The task:
Lift out each line of the data that holds "icon".

Web page and app entries
# # #

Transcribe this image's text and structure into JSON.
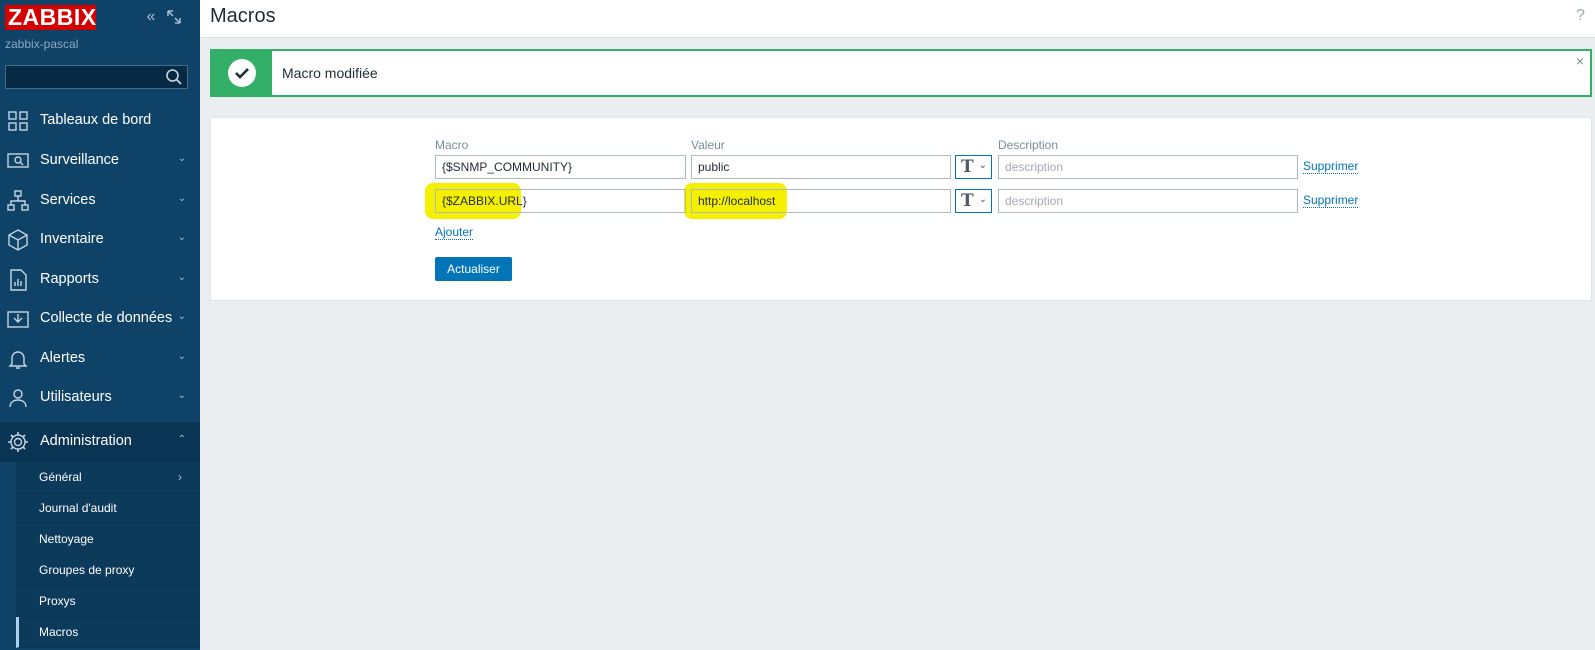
{
  "app": {
    "logo_text": "ZABBIX",
    "server_name": "zabbix-pascal",
    "search_placeholder": ""
  },
  "nav": {
    "items": [
      {
        "label": "Tableaux de bord",
        "icon": "dashboard-icon"
      },
      {
        "label": "Surveillance",
        "icon": "monitoring-icon"
      },
      {
        "label": "Services",
        "icon": "services-icon"
      },
      {
        "label": "Inventaire",
        "icon": "inventory-icon"
      },
      {
        "label": "Rapports",
        "icon": "reports-icon"
      },
      {
        "label": "Collecte de données",
        "icon": "data-collection-icon"
      },
      {
        "label": "Alertes",
        "icon": "alerts-icon"
      },
      {
        "label": "Utilisateurs",
        "icon": "users-icon"
      },
      {
        "label": "Administration",
        "icon": "gear-icon"
      }
    ],
    "submenu": [
      {
        "label": "Général"
      },
      {
        "label": "Journal d'audit"
      },
      {
        "label": "Nettoyage"
      },
      {
        "label": "Groupes de proxy"
      },
      {
        "label": "Proxys"
      },
      {
        "label": "Macros"
      }
    ]
  },
  "header": {
    "title": "Macros",
    "help": "?"
  },
  "message": {
    "text": "Macro modifiée",
    "close": "×"
  },
  "form": {
    "headers": {
      "macro": "Macro",
      "value": "Valeur",
      "description": "Description"
    },
    "rows": [
      {
        "macro": "{$SNMP_COMMUNITY}",
        "value": "public",
        "description_placeholder": "description",
        "remove": "Supprimer"
      },
      {
        "macro": "{$ZABBIX.URL}",
        "value": "http://localhost",
        "description_placeholder": "description",
        "remove": "Supprimer"
      }
    ],
    "add_label": "Ajouter",
    "update_label": "Actualiser",
    "type_glyph": "T"
  },
  "colors": {
    "sidebar": "#0e4266",
    "accent": "#0275b8",
    "success": "#34af67",
    "highlight": "#f5f000",
    "logo": "#d40000"
  }
}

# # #

Response to this exercise:
        "icon": "dashboard-icon"
        "icon": "monitoring-icon"
        "icon": "services-icon"
        "icon": "inventory-icon"
        "icon": "reports-icon"
        "icon": "data-collection-icon"
        "icon": "alerts-icon"
        "icon": "users-icon"
        "icon": "gear-icon"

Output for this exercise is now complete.